[EXERCISE DATA — start]
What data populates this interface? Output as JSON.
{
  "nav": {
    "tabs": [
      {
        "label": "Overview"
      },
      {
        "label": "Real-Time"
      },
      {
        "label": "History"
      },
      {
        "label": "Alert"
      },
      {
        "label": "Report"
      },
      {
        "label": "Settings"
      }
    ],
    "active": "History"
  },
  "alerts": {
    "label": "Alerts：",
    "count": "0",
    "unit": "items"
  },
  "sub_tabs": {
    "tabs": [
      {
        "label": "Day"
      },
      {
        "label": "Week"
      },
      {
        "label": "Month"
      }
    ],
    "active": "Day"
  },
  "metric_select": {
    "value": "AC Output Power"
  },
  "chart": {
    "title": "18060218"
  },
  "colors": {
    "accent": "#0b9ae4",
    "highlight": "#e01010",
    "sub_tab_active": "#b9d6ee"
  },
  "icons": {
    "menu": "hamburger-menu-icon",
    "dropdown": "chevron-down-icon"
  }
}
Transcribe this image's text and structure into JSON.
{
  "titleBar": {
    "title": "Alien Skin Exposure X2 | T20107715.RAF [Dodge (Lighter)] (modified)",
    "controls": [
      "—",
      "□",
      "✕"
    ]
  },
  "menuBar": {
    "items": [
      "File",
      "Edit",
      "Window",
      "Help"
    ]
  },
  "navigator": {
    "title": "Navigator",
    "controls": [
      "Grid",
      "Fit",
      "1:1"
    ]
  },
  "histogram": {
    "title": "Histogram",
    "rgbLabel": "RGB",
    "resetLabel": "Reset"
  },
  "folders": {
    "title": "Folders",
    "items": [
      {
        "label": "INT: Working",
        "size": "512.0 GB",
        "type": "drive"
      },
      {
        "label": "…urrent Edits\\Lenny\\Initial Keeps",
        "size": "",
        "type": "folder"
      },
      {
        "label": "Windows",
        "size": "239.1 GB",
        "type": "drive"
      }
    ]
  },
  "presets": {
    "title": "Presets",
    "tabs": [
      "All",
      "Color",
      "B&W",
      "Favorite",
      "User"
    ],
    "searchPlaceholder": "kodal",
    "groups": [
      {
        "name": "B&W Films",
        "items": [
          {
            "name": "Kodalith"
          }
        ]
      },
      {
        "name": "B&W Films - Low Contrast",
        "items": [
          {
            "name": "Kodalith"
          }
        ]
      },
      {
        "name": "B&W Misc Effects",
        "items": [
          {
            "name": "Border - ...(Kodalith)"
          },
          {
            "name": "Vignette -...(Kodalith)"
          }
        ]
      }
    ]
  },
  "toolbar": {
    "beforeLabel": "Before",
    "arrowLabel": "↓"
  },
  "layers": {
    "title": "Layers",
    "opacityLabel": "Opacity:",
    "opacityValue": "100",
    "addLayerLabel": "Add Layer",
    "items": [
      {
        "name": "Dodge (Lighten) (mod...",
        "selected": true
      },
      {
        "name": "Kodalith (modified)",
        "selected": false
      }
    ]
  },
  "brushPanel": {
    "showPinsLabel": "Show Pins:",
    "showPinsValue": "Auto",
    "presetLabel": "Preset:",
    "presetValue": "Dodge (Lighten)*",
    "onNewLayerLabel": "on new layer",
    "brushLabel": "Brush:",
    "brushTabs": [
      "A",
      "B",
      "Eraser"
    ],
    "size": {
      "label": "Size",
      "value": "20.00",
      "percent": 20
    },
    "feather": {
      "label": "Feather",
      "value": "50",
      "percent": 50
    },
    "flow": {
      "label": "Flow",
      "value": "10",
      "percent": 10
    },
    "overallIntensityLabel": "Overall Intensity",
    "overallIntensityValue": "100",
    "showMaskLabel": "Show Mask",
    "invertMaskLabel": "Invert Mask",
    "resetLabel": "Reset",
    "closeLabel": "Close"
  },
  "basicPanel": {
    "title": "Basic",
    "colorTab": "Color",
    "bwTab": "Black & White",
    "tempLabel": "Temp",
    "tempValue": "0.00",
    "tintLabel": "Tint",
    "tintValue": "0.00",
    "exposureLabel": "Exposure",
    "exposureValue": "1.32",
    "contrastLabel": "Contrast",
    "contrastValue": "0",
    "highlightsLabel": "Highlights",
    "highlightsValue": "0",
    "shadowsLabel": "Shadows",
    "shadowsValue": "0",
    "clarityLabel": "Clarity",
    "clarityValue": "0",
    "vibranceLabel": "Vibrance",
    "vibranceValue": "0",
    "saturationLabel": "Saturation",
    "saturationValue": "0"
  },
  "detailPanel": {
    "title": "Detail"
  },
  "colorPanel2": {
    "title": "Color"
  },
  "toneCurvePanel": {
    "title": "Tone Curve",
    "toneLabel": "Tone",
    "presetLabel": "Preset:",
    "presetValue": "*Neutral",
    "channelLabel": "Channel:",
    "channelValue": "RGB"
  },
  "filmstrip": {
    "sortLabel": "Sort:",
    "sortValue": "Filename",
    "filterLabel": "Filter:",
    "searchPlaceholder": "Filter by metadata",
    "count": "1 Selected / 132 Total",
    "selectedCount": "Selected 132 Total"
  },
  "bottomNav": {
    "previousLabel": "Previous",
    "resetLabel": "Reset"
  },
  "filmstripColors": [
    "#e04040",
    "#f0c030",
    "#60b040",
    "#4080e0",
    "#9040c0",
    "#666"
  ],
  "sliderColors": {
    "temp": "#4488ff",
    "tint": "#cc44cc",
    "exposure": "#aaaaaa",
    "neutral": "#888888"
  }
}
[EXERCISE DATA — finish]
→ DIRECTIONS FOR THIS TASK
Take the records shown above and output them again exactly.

→ TASK RESULT
What data populates this interface? Output as JSON.
{
  "nav": {
    "tabs": [
      {
        "label": "Overview"
      },
      {
        "label": "Real-Time"
      },
      {
        "label": "History"
      },
      {
        "label": "Alert"
      },
      {
        "label": "Report"
      },
      {
        "label": "Settings"
      }
    ],
    "active": "History"
  },
  "alerts": {
    "label": "Alerts：",
    "count": "0",
    "unit": "items"
  },
  "sub_tabs": {
    "tabs": [
      {
        "label": "Day"
      },
      {
        "label": "Week"
      },
      {
        "label": "Month"
      }
    ],
    "active": "Day"
  },
  "metric_select": {
    "value": "AC Output Power"
  },
  "chart": {
    "title": "18060218"
  },
  "colors": {
    "accent": "#0b9ae4",
    "highlight": "#e01010",
    "sub_tab_active": "#b9d6ee"
  },
  "icons": {
    "menu": "hamburger-menu-icon",
    "dropdown": "chevron-down-icon"
  }
}
Transcribe this image's text and structure into JSON.
{
  "titleBar": {
    "title": "Alien Skin Exposure X2 | T20107715.RAF [Dodge (Lighter)] (modified)",
    "controls": [
      "—",
      "□",
      "✕"
    ]
  },
  "menuBar": {
    "items": [
      "File",
      "Edit",
      "Window",
      "Help"
    ]
  },
  "navigator": {
    "title": "Navigator",
    "controls": [
      "Grid",
      "Fit",
      "1:1"
    ]
  },
  "histogram": {
    "title": "Histogram",
    "rgbLabel": "RGB",
    "resetLabel": "Reset"
  },
  "folders": {
    "title": "Folders",
    "items": [
      {
        "label": "INT: Working",
        "size": "512.0 GB",
        "type": "drive"
      },
      {
        "label": "…urrent Edits\\Lenny\\Initial Keeps",
        "size": "",
        "type": "folder"
      },
      {
        "label": "Windows",
        "size": "239.1 GB",
        "type": "drive"
      }
    ]
  },
  "presets": {
    "title": "Presets",
    "tabs": [
      "All",
      "Color",
      "B&W",
      "Favorite",
      "User"
    ],
    "searchPlaceholder": "kodal",
    "groups": [
      {
        "name": "B&W Films",
        "items": [
          {
            "name": "Kodalith"
          }
        ]
      },
      {
        "name": "B&W Films - Low Contrast",
        "items": [
          {
            "name": "Kodalith"
          }
        ]
      },
      {
        "name": "B&W Misc Effects",
        "items": [
          {
            "name": "Border - ...(Kodalith)"
          },
          {
            "name": "Vignette -...(Kodalith)"
          }
        ]
      }
    ]
  },
  "toolbar": {
    "beforeLabel": "Before",
    "arrowLabel": "↓"
  },
  "layers": {
    "title": "Layers",
    "opacityLabel": "Opacity:",
    "opacityValue": "100",
    "addLayerLabel": "Add Layer",
    "items": [
      {
        "name": "Dodge (Lighten) (mod...",
        "selected": true
      },
      {
        "name": "Kodalith (modified)",
        "selected": false
      }
    ]
  },
  "brushPanel": {
    "showPinsLabel": "Show Pins:",
    "showPinsValue": "Auto",
    "presetLabel": "Preset:",
    "presetValue": "Dodge (Lighten)*",
    "onNewLayerLabel": "on new layer",
    "brushLabel": "Brush:",
    "brushTabs": [
      "A",
      "B",
      "Eraser"
    ],
    "size": {
      "label": "Size",
      "value": "20.00",
      "percent": 20
    },
    "feather": {
      "label": "Feather",
      "value": "50",
      "percent": 50
    },
    "flow": {
      "label": "Flow",
      "value": "10",
      "percent": 10
    },
    "overallIntensityLabel": "Overall Intensity",
    "overallIntensityValue": "100",
    "showMaskLabel": "Show Mask",
    "invertMaskLabel": "Invert Mask",
    "resetLabel": "Reset",
    "closeLabel": "Close"
  },
  "basicPanel": {
    "title": "Basic",
    "colorTab": "Color",
    "bwTab": "Black & White",
    "tempLabel": "Temp",
    "tempValue": "0.00",
    "tintLabel": "Tint",
    "tintValue": "0.00",
    "exposureLabel": "Exposure",
    "exposureValue": "1.32",
    "contrastLabel": "Contrast",
    "contrastValue": "0",
    "highlightsLabel": "Highlights",
    "highlightsValue": "0",
    "shadowsLabel": "Shadows",
    "shadowsValue": "0",
    "clarityLabel": "Clarity",
    "clarityValue": "0",
    "vibranceLabel": "Vibrance",
    "vibranceValue": "0",
    "saturationLabel": "Saturation",
    "saturationValue": "0"
  },
  "detailPanel": {
    "title": "Detail"
  },
  "colorPanel2": {
    "title": "Color"
  },
  "toneCurvePanel": {
    "title": "Tone Curve",
    "toneLabel": "Tone",
    "presetLabel": "Preset:",
    "presetValue": "*Neutral",
    "channelLabel": "Channel:",
    "channelValue": "RGB"
  },
  "filmstrip": {
    "sortLabel": "Sort:",
    "sortValue": "Filename",
    "filterLabel": "Filter:",
    "searchPlaceholder": "Filter by metadata",
    "count": "1 Selected / 132 Total",
    "selectedCount": "Selected 132 Total"
  },
  "bottomNav": {
    "previousLabel": "Previous",
    "resetLabel": "Reset"
  },
  "filmstripColors": [
    "#e04040",
    "#f0c030",
    "#60b040",
    "#4080e0",
    "#9040c0",
    "#666"
  ],
  "sliderColors": {
    "temp": "#4488ff",
    "tint": "#cc44cc",
    "exposure": "#aaaaaa",
    "neutral": "#888888"
  }
}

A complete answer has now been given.